[ASSIGNMENT]: The result should be every line in the material below containing the string "Global".

[INPUT MATERIAL]:
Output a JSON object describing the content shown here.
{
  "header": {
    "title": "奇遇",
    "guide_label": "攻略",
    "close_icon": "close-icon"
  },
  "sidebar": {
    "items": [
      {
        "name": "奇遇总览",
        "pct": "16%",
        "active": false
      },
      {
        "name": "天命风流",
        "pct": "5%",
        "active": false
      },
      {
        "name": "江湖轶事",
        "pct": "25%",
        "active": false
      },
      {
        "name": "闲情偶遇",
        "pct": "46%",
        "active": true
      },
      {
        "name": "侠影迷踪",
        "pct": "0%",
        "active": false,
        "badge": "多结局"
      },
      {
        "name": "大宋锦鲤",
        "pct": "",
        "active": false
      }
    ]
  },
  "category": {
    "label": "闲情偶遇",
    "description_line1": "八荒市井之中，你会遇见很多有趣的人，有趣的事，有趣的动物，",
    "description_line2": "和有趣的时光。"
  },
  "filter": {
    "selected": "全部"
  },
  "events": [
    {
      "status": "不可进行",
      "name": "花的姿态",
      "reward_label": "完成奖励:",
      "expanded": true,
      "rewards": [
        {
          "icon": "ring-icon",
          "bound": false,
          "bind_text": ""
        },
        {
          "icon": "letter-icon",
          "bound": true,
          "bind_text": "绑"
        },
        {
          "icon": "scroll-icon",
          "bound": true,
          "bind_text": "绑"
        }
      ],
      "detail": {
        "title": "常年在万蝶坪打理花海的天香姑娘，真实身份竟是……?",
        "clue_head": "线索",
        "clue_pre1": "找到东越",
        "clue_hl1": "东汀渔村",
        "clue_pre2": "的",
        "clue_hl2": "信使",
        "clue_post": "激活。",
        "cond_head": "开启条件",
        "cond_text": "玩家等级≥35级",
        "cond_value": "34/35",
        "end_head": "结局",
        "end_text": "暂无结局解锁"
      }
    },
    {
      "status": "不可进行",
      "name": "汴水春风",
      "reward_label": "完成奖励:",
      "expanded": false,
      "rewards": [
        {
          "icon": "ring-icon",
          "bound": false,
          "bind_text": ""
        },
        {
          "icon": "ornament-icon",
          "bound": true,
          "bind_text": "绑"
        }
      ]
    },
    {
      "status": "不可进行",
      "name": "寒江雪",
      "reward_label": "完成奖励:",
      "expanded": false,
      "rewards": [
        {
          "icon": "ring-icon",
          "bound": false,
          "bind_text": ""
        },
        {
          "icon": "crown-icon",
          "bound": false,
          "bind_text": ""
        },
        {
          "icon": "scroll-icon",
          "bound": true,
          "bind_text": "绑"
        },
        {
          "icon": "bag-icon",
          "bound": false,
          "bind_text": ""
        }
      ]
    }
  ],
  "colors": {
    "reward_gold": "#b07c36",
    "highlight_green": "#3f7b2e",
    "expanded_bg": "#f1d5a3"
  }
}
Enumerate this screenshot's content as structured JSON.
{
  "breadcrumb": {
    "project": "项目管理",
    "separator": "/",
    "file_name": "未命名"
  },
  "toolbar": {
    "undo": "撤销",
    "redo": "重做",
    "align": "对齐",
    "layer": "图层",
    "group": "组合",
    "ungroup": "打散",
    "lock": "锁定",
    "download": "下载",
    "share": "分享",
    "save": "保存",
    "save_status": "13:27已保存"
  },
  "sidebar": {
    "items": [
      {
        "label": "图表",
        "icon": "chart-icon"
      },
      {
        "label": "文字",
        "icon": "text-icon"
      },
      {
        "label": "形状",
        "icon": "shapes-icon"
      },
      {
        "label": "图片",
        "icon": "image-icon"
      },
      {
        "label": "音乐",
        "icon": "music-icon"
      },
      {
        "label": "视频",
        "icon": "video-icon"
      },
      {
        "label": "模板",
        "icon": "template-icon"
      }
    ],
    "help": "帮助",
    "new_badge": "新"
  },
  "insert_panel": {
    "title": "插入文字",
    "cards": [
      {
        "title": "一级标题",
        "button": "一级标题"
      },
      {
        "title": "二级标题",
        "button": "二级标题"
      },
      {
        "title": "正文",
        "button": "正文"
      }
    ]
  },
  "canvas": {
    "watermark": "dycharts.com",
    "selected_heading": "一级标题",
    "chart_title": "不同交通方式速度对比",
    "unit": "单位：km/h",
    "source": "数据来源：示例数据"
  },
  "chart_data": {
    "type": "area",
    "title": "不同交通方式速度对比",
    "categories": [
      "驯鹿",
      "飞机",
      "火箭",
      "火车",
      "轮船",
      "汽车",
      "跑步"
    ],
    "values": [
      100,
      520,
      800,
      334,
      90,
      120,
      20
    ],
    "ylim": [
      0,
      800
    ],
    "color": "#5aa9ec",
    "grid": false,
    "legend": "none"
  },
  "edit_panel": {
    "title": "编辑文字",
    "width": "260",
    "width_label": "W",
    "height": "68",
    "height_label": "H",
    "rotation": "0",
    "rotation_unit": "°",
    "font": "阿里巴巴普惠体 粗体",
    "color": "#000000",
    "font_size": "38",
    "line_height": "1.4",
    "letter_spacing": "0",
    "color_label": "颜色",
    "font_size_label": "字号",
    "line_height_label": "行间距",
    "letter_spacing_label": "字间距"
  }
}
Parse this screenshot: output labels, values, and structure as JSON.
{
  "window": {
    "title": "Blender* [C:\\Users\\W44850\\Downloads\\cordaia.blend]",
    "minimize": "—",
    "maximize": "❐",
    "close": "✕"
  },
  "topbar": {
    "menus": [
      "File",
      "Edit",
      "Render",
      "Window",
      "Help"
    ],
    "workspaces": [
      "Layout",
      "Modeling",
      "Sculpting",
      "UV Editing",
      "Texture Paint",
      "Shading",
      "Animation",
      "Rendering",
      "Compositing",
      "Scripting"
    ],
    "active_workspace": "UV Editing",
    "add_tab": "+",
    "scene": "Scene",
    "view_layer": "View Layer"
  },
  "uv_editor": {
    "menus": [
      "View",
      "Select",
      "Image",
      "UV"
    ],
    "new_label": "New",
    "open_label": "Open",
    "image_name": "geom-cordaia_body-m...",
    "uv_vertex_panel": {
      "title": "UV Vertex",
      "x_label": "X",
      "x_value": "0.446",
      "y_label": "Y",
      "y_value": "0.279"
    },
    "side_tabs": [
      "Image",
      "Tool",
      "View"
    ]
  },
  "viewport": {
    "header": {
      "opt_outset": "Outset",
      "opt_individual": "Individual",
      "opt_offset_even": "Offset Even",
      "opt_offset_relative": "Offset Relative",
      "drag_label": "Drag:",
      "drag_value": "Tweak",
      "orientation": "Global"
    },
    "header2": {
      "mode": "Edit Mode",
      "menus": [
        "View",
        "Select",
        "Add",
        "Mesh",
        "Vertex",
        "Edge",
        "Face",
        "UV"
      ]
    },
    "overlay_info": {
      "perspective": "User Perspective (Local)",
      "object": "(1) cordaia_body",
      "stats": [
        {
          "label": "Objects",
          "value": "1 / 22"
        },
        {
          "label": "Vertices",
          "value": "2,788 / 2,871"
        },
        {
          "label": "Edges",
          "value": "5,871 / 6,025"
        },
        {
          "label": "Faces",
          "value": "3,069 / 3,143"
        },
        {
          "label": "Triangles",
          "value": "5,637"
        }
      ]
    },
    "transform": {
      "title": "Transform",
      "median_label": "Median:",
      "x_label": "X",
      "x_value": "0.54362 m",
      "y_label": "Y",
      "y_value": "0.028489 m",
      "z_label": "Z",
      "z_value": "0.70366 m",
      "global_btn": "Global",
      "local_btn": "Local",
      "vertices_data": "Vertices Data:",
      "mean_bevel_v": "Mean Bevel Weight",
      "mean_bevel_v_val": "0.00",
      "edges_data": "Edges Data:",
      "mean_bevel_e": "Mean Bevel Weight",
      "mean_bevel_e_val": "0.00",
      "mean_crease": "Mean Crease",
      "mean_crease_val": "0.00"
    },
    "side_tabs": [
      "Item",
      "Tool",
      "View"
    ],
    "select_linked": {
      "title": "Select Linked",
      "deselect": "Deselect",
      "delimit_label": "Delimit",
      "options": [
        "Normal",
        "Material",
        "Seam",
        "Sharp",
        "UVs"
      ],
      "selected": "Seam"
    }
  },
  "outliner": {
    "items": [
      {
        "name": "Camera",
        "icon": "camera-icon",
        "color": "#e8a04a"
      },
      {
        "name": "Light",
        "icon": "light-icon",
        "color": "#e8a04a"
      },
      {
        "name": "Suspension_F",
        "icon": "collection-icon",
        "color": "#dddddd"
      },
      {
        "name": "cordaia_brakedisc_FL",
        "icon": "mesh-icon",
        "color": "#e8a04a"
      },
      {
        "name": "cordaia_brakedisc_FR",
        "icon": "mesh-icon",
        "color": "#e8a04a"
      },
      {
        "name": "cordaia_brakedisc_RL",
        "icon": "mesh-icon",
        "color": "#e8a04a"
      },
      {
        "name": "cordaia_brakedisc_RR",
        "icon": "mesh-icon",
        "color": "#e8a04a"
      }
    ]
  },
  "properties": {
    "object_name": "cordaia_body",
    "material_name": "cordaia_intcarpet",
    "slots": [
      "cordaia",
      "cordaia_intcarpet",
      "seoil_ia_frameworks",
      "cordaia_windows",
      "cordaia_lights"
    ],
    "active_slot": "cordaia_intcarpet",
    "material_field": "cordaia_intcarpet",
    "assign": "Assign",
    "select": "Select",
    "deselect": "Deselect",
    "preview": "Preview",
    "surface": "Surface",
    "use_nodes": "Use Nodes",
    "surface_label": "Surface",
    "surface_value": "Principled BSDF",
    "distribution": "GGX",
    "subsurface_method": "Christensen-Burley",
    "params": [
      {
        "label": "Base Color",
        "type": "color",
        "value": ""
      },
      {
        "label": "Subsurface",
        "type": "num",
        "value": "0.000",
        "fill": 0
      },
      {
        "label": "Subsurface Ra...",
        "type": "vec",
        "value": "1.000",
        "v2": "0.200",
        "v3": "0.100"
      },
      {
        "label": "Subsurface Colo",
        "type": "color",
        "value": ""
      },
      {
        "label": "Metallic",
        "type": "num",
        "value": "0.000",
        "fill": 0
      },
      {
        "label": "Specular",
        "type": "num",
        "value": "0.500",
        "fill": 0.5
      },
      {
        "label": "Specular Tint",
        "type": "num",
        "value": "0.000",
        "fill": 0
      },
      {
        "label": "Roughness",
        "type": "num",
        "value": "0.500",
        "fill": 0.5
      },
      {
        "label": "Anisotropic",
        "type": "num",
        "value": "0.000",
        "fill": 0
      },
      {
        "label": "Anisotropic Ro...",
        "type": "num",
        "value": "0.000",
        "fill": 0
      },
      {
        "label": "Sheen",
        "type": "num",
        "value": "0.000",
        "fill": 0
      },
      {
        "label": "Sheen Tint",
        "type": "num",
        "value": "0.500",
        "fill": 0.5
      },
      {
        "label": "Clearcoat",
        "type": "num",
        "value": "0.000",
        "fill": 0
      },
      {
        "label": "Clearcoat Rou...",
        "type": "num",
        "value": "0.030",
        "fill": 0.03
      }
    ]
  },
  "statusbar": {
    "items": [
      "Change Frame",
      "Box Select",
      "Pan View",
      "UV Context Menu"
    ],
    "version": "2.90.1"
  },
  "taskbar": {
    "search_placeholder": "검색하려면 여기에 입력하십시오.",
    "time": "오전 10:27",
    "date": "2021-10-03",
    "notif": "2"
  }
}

[OUTPUT OF THE EXERCISE]:
      "orientation": "Global"
      "global_btn": "Global",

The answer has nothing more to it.